    In 1831, John P. Thompson of the Frederick-Town Herald climbed the “High Knob” of Catoctin Mountain. There, he was confronted with a glorious vision. “I have stood upon the mountain high in the air, and witnessed on all sides, as far as the eye can reach, an almost unbroken line of yellow grain, which reflected in the sun, like the shining bed of Paetolus.”¹ Thompson’s appreciation was shared by other commentators, including the acerbic travel writer Anne Royall, who toured Maryland in the 1820s. Although she spared few criticisms in her description of the Middle Atlantic, Royall was enthralled by...

  8. 3. “There Are Objections to Black and White, but One Must Be Chosen”: Managing Farms and Farmhands in Antebellum Maryland
    (pp. 91-114)

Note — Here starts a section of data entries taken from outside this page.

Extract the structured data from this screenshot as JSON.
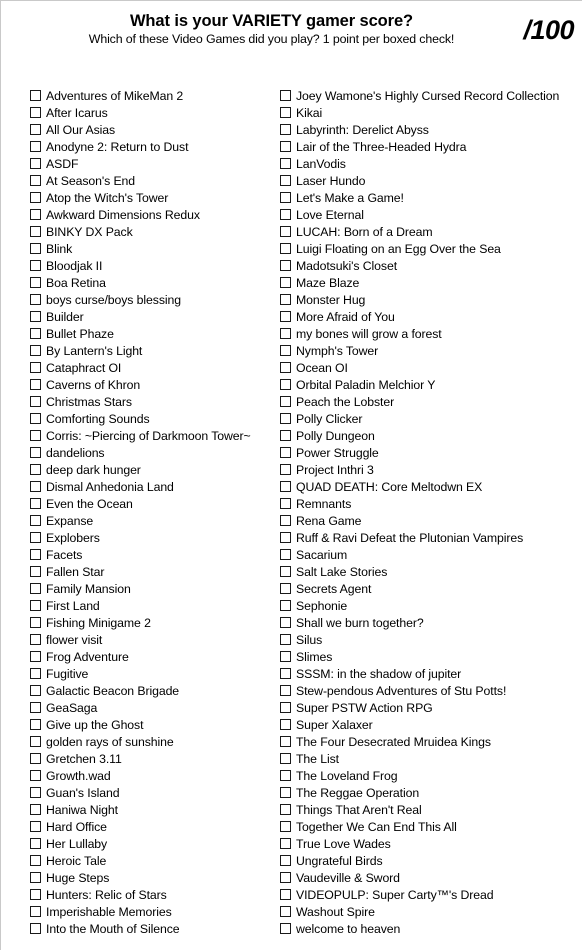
{
  "header": {
    "title": "What is your VARIETY gamer score?",
    "subtitle": "Which of these Video Games did you play? 1 point per boxed check!",
    "score_field": "/100"
  },
  "columns": {
    "left": [
      "Adventures of MikeMan 2",
      "After Icarus",
      "All Our Asias",
      "Anodyne 2: Return to Dust",
      "ASDF",
      "At Season's End",
      "Atop the Witch's Tower",
      "Awkward Dimensions Redux",
      "BINKY DX Pack",
      "Blink",
      "Bloodjak II",
      "Boa Retina",
      "boys curse/boys blessing",
      "Builder",
      "Bullet Phaze",
      "By Lantern's Light",
      "Cataphract OI",
      "Caverns of Khron",
      "Christmas Stars",
      "Comforting Sounds",
      "Corris: ~Piercing of Darkmoon Tower~",
      "dandelions",
      "deep dark hunger",
      "Dismal Anhedonia Land",
      "Even the Ocean",
      "Expanse",
      "Explobers",
      "Facets",
      "Fallen Star",
      "Family Mansion",
      "First Land",
      "Fishing Minigame 2",
      "flower visit",
      "Frog Adventure",
      "Fugitive",
      "Galactic Beacon Brigade",
      "GeaSaga",
      "Give up the Ghost",
      "golden rays of sunshine",
      "Gretchen 3.11",
      "Growth.wad",
      "Guan's Island",
      "Haniwa Night",
      "Hard Office",
      "Her Lullaby",
      "Heroic Tale",
      "Huge Steps",
      "Hunters: Relic of Stars",
      "Imperishable Memories",
      "Into the Mouth of Silence"
    ],
    "right": [
      "Joey Wamone's Highly Cursed Record Collection",
      "Kikai",
      "Labyrinth: Derelict Abyss",
      "Lair of the Three-Headed Hydra",
      "LanVodis",
      "Laser Hundo",
      "Let's Make a Game!",
      "Love Eternal",
      "LUCAH: Born of a Dream",
      "Luigi Floating on an Egg Over the Sea",
      "Madotsuki's Closet",
      "Maze Blaze",
      "Monster Hug",
      "More Afraid of You",
      "my bones will grow a forest",
      "Nymph's Tower",
      "Ocean OI",
      "Orbital Paladin Melchior Y",
      "Peach the Lobster",
      "Polly Clicker",
      "Polly Dungeon",
      "Power Struggle",
      "Project Inthri 3",
      "QUAD DEATH: Core Meltodwn EX",
      "Remnants",
      "Rena Game",
      "Ruff & Ravi Defeat the Plutonian Vampires",
      "Sacarium",
      "Salt Lake Stories",
      "Secrets Agent",
      "Sephonie",
      "Shall we burn together?",
      "Silus",
      "Slimes",
      "SSSM: in the shadow of jupiter",
      "Stew-pendous Adventures of Stu Potts!",
      "Super PSTW Action RPG",
      "Super Xalaxer",
      "The Four Desecrated Mruidea Kings",
      "The List",
      "The Loveland Frog",
      "The Reggae Operation",
      "Things That Aren't Real",
      "Together We Can End This All",
      "True Love Wades",
      "Ungrateful Birds",
      "Vaudeville & Sword",
      "VIDEOPULP: Super Carty™'s Dread",
      "Washout Spire",
      "welcome to heaven"
    ]
  }
}
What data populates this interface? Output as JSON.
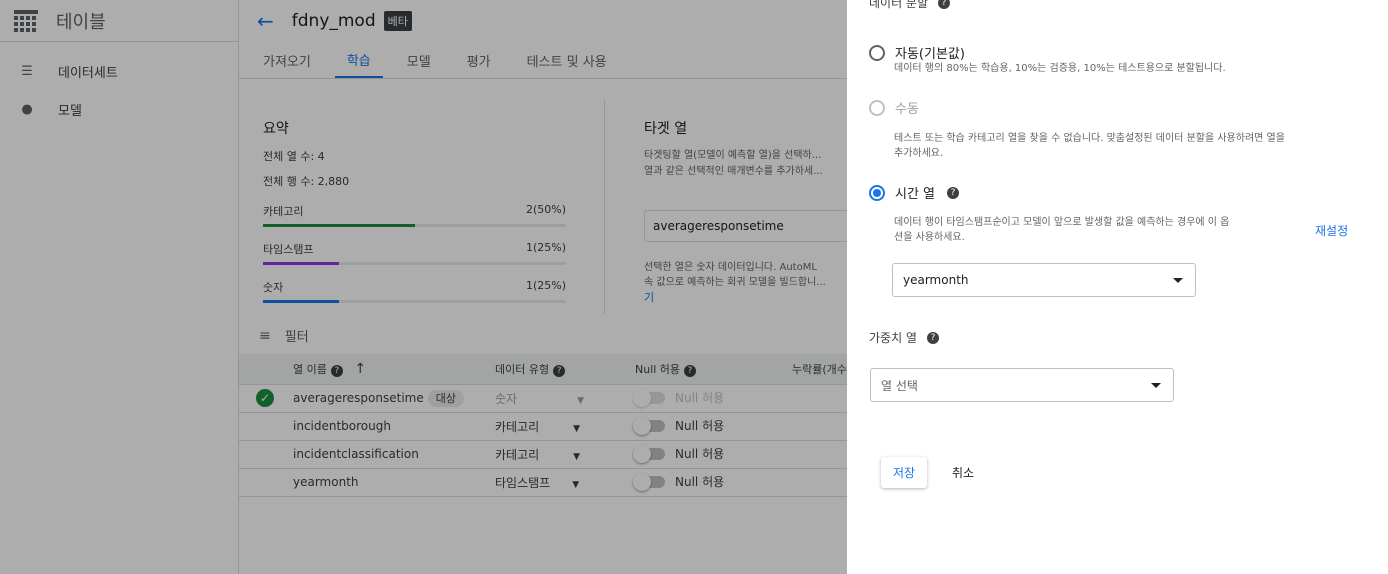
{
  "nav": {
    "title": "테이블",
    "items": [
      {
        "label": "데이터세트",
        "icon": "list-icon"
      },
      {
        "label": "모델",
        "icon": "lightbulb-icon"
      }
    ]
  },
  "header": {
    "dataset_name": "fdny_mod",
    "badge": "베타"
  },
  "tabs": [
    {
      "label": "가져오기"
    },
    {
      "label": "학습",
      "active": true
    },
    {
      "label": "모델"
    },
    {
      "label": "평가"
    },
    {
      "label": "테스트 및 사용"
    }
  ],
  "summary": {
    "title": "요약",
    "total_cols": "전체 열 수: 4",
    "total_rows": "전체 행 수: 2,880",
    "bars": [
      {
        "label": "카테고리",
        "value": "2(50%)",
        "fraction": 0.5,
        "color": "#1e8e3e"
      },
      {
        "label": "타임스탬프",
        "value": "1(25%)",
        "fraction": 0.25,
        "color": "#9334e6"
      },
      {
        "label": "숫자",
        "value": "1(25%)",
        "fraction": 0.25,
        "color": "#1a73e8"
      }
    ]
  },
  "target": {
    "title": "타겟 열",
    "desc1": "타겟팅할 열(모델이 예측할 열)을 선택하...",
    "desc2": "열과 같은 선택적인 매개변수를 추가하세...",
    "value": "averageresponsetime",
    "desc3": "선택한 열은 숫자 데이터입니다. AutoML",
    "desc4": "속 값으로 예측하는 회귀 모델을 빌드합니...",
    "link": "기"
  },
  "filter": {
    "label": "필터"
  },
  "table": {
    "headers": [
      "열 이름",
      "데이터 유형",
      "Null 허용",
      "누락률(개수"
    ],
    "rows": [
      {
        "name": "averageresponsetime",
        "chip": "대상",
        "type": "숫자",
        "nullable": "Null 허용",
        "target": true
      },
      {
        "name": "incidentborough",
        "chip": "",
        "type": "카테고리",
        "nullable": "Null 허용",
        "target": false
      },
      {
        "name": "incidentclassification",
        "chip": "",
        "type": "카테고리",
        "nullable": "Null 허용",
        "target": false
      },
      {
        "name": "yearmonth",
        "chip": "",
        "type": "타임스탬프",
        "nullable": "Null 허용",
        "target": false
      }
    ]
  },
  "panel": {
    "split_title": "데이터 분할",
    "auto": {
      "label": "자동(기본값)",
      "desc": "데이터 행의 80%는 학습용, 10%는 검증용, 10%는 테스트용으로 분할됩니다."
    },
    "manual": {
      "label": "수동",
      "desc1": "테스트 또는 학습 카테고리 열을 찾을 수 없습니다. 맞춤설정된 데이터 분할을 사용하려면 열을",
      "desc2": "추가하세요."
    },
    "time": {
      "label": "시간 열",
      "desc1": "데이터 행이 타임스탬프순이고 모델이 앞으로 발생할 값을 예측하는 경우에 이 옵",
      "desc2": "션을 사용하세요.",
      "reset": "재설정",
      "value": "yearmonth"
    },
    "weight": {
      "title": "가중치 열",
      "placeholder": "열 선택"
    },
    "save": "저장",
    "cancel": "취소"
  }
}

    Between 1845 and 1847, Arthur W. Machen, a slaveholder in Fairfax County, Virginia, peppered his father with questions about the composition of his workforce. Like other landowners in this northern Virginia county, Machen was reeling from economic reverses. Soil exhaustion, languishing commodity markets, and increased competition from western wheat producers had reduced many area farmers to a hardscrabble existence. Amid these catastrophes, Machen attempted to salvage his fortunes by restructuring his labor force. His growing family and five slaves could handle some of the routine chores, he reckoned, but he worried about the additional hands that would be needed over...

  9. 4. “… How Much of Oursels We Owned”: Finding Freedom along the Mason-Dixon Line
    (pp. 115-151)

    The image still haunted her. In the spring of 1820, Eliza Thomas had witnessed her master, Colonel James Samuel Hook, being “caught in a sawmill, and drawn out like a plank…. [Y]ou could n’t tell he’d ever been a man.” Decades later, she remembered that the colonel’s death was the beginning of “awful times” for his enslaved men and women. All slaves dreaded their owners’ deaths, which often heralded the dissolution of the estate and the destruction of fragile slave communities. Hook’s unexpected demise must have been especially bitter for Thomas and many others on his Frederick County plantation, for...

  10. 5. “Chased Out on the Slippery Ice”: Rural Wage Laborers in Antebellum Maryland
    (pp. 152-194)

    In July 1861, a white farmhand identified only as Grimes and several free black harvesters left the Carroll County store of C. S. Snouffer, where they had spent the evening drinking. As they milled outside the store “talking about the nearest road to the place they were at work,” a Mr. Drum “took the idea that it was a squad of Negroes” and accosted the farmworkers. A local newspaper reported that “the darkies left (being afraid)” but that Grimes, who carried a pistol, took umbrage and challenged Drum. Outraged at the “black” man’s impudence, Drum sprinted across the road and...

  11. CONCLUSION: Sharpsburg, Maryland, 1862
    (pp. 195-200)

    The fires that engulfed the barns and stables of George Carey and the Mumma family were distant memories on 17 September 1862, when once again the farms outside Sharpsburg were embroiled in fire and smoke. Most people in the neighborhood had forgotten “Negro Anthony” and his desperate flights to avoid being sold south for conspiring to torch Carey’s outbuildings. Harry, the slave who stood trial for setting fire to the Mumma barn in 1822, probably did not live to see soldiers of the Third North Carolina infantry finish his work by torching the Mumma house and outbuildings during the battle.¹...

  12. Notes
    (pp. 201-256)
  13. Index
    (pp. 257-270)
  14. Back Matter
    (pp. 271-281)